(Records supplied Opens)

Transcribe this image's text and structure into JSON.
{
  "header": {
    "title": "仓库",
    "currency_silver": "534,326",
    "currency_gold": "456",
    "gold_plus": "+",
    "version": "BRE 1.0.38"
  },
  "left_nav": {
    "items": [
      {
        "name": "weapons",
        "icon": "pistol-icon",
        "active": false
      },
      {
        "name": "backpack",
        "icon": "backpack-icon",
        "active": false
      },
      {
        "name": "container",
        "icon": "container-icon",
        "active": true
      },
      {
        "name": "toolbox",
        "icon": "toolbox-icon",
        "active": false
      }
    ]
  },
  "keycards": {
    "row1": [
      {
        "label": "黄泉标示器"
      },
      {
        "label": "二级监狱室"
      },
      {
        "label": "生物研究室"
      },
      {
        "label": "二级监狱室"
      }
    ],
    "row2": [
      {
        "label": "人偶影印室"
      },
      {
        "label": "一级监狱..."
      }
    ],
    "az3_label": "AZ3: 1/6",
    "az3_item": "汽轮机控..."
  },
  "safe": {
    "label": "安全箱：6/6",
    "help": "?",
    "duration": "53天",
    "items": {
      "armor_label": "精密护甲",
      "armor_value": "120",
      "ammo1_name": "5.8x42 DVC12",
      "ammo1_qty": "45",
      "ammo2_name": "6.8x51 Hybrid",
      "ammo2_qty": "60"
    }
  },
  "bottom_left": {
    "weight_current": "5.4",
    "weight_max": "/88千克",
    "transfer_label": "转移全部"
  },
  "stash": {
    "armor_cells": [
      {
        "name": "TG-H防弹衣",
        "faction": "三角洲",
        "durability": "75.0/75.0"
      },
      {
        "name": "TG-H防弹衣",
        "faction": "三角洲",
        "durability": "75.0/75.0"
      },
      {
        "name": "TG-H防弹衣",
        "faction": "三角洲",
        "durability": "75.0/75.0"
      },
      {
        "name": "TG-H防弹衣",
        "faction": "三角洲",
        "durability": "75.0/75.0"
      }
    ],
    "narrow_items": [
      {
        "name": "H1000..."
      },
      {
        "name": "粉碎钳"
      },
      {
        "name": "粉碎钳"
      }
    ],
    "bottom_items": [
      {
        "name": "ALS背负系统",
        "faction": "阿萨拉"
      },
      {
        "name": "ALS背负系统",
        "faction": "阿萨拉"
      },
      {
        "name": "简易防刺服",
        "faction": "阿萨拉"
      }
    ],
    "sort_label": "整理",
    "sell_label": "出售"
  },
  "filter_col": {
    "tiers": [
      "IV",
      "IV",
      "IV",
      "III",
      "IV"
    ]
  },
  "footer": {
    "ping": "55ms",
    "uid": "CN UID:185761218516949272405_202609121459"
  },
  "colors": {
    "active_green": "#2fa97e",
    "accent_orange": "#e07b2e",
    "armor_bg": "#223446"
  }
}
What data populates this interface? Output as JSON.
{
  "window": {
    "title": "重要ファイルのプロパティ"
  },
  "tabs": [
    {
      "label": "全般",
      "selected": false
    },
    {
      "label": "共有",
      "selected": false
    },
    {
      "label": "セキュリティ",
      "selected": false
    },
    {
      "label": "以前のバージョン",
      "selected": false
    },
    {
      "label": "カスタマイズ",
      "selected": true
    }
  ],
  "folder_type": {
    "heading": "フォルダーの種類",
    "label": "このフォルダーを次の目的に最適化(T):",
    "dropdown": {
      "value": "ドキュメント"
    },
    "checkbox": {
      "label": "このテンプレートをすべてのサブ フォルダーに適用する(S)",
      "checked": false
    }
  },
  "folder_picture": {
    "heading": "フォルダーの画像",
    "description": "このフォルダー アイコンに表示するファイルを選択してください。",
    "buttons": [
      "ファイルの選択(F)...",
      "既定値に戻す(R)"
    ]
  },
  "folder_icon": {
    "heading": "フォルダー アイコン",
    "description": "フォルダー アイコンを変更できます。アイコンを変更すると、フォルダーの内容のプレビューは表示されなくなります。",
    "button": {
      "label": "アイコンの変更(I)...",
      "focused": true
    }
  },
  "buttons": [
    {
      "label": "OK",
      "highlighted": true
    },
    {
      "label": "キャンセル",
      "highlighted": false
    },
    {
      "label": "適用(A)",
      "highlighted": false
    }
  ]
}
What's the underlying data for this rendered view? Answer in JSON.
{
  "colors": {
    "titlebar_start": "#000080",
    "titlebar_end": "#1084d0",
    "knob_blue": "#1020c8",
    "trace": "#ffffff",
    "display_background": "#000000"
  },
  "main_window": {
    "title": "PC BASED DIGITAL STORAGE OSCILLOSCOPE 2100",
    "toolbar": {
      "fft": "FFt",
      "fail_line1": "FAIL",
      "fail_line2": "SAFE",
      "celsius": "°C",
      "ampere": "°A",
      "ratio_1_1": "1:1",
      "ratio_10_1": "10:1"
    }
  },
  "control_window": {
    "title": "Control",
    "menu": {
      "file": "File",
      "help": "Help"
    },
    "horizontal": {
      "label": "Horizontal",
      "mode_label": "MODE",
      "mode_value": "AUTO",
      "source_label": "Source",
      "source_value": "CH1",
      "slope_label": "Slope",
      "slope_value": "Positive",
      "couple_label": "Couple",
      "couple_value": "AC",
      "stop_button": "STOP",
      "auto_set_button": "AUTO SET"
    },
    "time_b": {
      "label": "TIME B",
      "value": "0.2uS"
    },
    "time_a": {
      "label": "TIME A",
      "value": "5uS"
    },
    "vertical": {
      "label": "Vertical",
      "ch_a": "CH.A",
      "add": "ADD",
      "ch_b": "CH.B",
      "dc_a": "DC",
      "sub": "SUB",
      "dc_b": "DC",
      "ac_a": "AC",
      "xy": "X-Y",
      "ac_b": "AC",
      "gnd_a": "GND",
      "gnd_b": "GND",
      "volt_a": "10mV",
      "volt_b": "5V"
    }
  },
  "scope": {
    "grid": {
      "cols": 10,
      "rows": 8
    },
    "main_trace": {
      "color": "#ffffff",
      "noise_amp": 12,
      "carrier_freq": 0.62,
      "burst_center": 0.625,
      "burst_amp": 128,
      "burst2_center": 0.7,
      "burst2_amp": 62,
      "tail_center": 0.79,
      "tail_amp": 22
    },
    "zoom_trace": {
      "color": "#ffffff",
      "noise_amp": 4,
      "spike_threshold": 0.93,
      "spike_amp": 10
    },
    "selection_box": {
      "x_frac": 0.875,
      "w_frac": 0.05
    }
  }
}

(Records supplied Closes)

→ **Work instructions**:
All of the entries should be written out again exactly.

→ **Your solution**:
Transcribe this image's text and structure into JSON.
{
  "header": {
    "title": "仓库",
    "currency_silver": "534,326",
    "currency_gold": "456",
    "gold_plus": "+",
    "version": "BRE 1.0.38"
  },
  "left_nav": {
    "items": [
      {
        "name": "weapons",
        "icon": "pistol-icon",
        "active": false
      },
      {
        "name": "backpack",
        "icon": "backpack-icon",
        "active": false
      },
      {
        "name": "container",
        "icon": "container-icon",
        "active": true
      },
      {
        "name": "toolbox",
        "icon": "toolbox-icon",
        "active": false
      }
    ]
  },
  "keycards": {
    "row1": [
      {
        "label": "黄泉标示器"
      },
      {
        "label": "二级监狱室"
      },
      {
        "label": "生物研究室"
      },
      {
        "label": "二级监狱室"
      }
    ],
    "row2": [
      {
        "label": "人偶影印室"
      },
      {
        "label": "一级监狱..."
      }
    ],
    "az3_label": "AZ3: 1/6",
    "az3_item": "汽轮机控..."
  },
  "safe": {
    "label": "安全箱：6/6",
    "help": "?",
    "duration": "53天",
    "items": {
      "armor_label": "精密护甲",
      "armor_value": "120",
      "ammo1_name": "5.8x42 DVC12",
      "ammo1_qty": "45",
      "ammo2_name": "6.8x51 Hybrid",
      "ammo2_qty": "60"
    }
  },
  "bottom_left": {
    "weight_current": "5.4",
    "weight_max": "/88千克",
    "transfer_label": "转移全部"
  },
  "stash": {
    "armor_cells": [
      {
        "name": "TG-H防弹衣",
        "faction": "三角洲",
        "durability": "75.0/75.0"
      },
      {
        "name": "TG-H防弹衣",
        "faction": "三角洲",
        "durability": "75.0/75.0"
      },
      {
        "name": "TG-H防弹衣",
        "faction": "三角洲",
        "durability": "75.0/75.0"
      },
      {
        "name": "TG-H防弹衣",
        "faction": "三角洲",
        "durability": "75.0/75.0"
      }
    ],
    "narrow_items": [
      {
        "name": "H1000..."
      },
      {
        "name": "粉碎钳"
      },
      {
        "name": "粉碎钳"
      }
    ],
    "bottom_items": [
      {
        "name": "ALS背负系统",
        "faction": "阿萨拉"
      },
      {
        "name": "ALS背负系统",
        "faction": "阿萨拉"
      },
      {
        "name": "简易防刺服",
        "faction": "阿萨拉"
      }
    ],
    "sort_label": "整理",
    "sell_label": "出售"
  },
  "filter_col": {
    "tiers": [
      "IV",
      "IV",
      "IV",
      "III",
      "IV"
    ]
  },
  "footer": {
    "ping": "55ms",
    "uid": "CN UID:185761218516949272405_202609121459"
  },
  "colors": {
    "active_green": "#2fa97e",
    "accent_orange": "#e07b2e",
    "armor_bg": "#223446"
  }
}
What data populates this interface? Output as JSON.
{
  "window": {
    "title": "重要ファイルのプロパティ"
  },
  "tabs": [
    {
      "label": "全般",
      "selected": false
    },
    {
      "label": "共有",
      "selected": false
    },
    {
      "label": "セキュリティ",
      "selected": false
    },
    {
      "label": "以前のバージョン",
      "selected": false
    },
    {
      "label": "カスタマイズ",
      "selected": true
    }
  ],
  "folder_type": {
    "heading": "フォルダーの種類",
    "label": "このフォルダーを次の目的に最適化(T):",
    "dropdown": {
      "value": "ドキュメント"
    },
    "checkbox": {
      "label": "このテンプレートをすべてのサブ フォルダーに適用する(S)",
      "checked": false
    }
  },
  "folder_picture": {
    "heading": "フォルダーの画像",
    "description": "このフォルダー アイコンに表示するファイルを選択してください。",
    "buttons": [
      "ファイルの選択(F)...",
      "既定値に戻す(R)"
    ]
  },
  "folder_icon": {
    "heading": "フォルダー アイコン",
    "description": "フォルダー アイコンを変更できます。アイコンを変更すると、フォルダーの内容のプレビューは表示されなくなります。",
    "button": {
      "label": "アイコンの変更(I)...",
      "focused": true
    }
  },
  "buttons": [
    {
      "label": "OK",
      "highlighted": true
    },
    {
      "label": "キャンセル",
      "highlighted": false
    },
    {
      "label": "適用(A)",
      "highlighted": false
    }
  ]
}
What's the underlying data for this rendered view? Answer in JSON.
{
  "colors": {
    "titlebar_start": "#000080",
    "titlebar_end": "#1084d0",
    "knob_blue": "#1020c8",
    "trace": "#ffffff",
    "display_background": "#000000"
  },
  "main_window": {
    "title": "PC BASED DIGITAL STORAGE OSCILLOSCOPE 2100",
    "toolbar": {
      "fft": "FFt",
      "fail_line1": "FAIL",
      "fail_line2": "SAFE",
      "celsius": "°C",
      "ampere": "°A",
      "ratio_1_1": "1:1",
      "ratio_10_1": "10:1"
    }
  },
  "control_window": {
    "title": "Control",
    "menu": {
      "file": "File",
      "help": "Help"
    },
    "horizontal": {
      "label": "Horizontal",
      "mode_label": "MODE",
      "mode_value": "AUTO",
      "source_label": "Source",
      "source_value": "CH1",
      "slope_label": "Slope",
      "slope_value": "Positive",
      "couple_label": "Couple",
      "couple_value": "AC",
      "stop_button": "STOP",
      "auto_set_button": "AUTO SET"
    },
    "time_b": {
      "label": "TIME B",
      "value": "0.2uS"
    },
    "time_a": {
      "label": "TIME A",
      "value": "5uS"
    },
    "vertical": {
      "label": "Vertical",
      "ch_a": "CH.A",
      "add": "ADD",
      "ch_b": "CH.B",
      "dc_a": "DC",
      "sub": "SUB",
      "dc_b": "DC",
      "ac_a": "AC",
      "xy": "X-Y",
      "ac_b": "AC",
      "gnd_a": "GND",
      "gnd_b": "GND",
      "volt_a": "10mV",
      "volt_b": "5V"
    }
  },
  "scope": {
    "grid": {
      "cols": 10,
      "rows": 8
    },
    "main_trace": {
      "color": "#ffffff",
      "noise_amp": 12,
      "carrier_freq": 0.62,
      "burst_center": 0.625,
      "burst_amp": 128,
      "burst2_center": 0.7,
      "burst2_amp": 62,
      "tail_center": 0.79,
      "tail_amp": 22
    },
    "zoom_trace": {
      "color": "#ffffff",
      "noise_amp": 4,
      "spike_threshold": 0.93,
      "spike_amp": 10
    },
    "selection_box": {
      "x_frac": 0.875,
      "w_frac": 0.05
    }
  }
}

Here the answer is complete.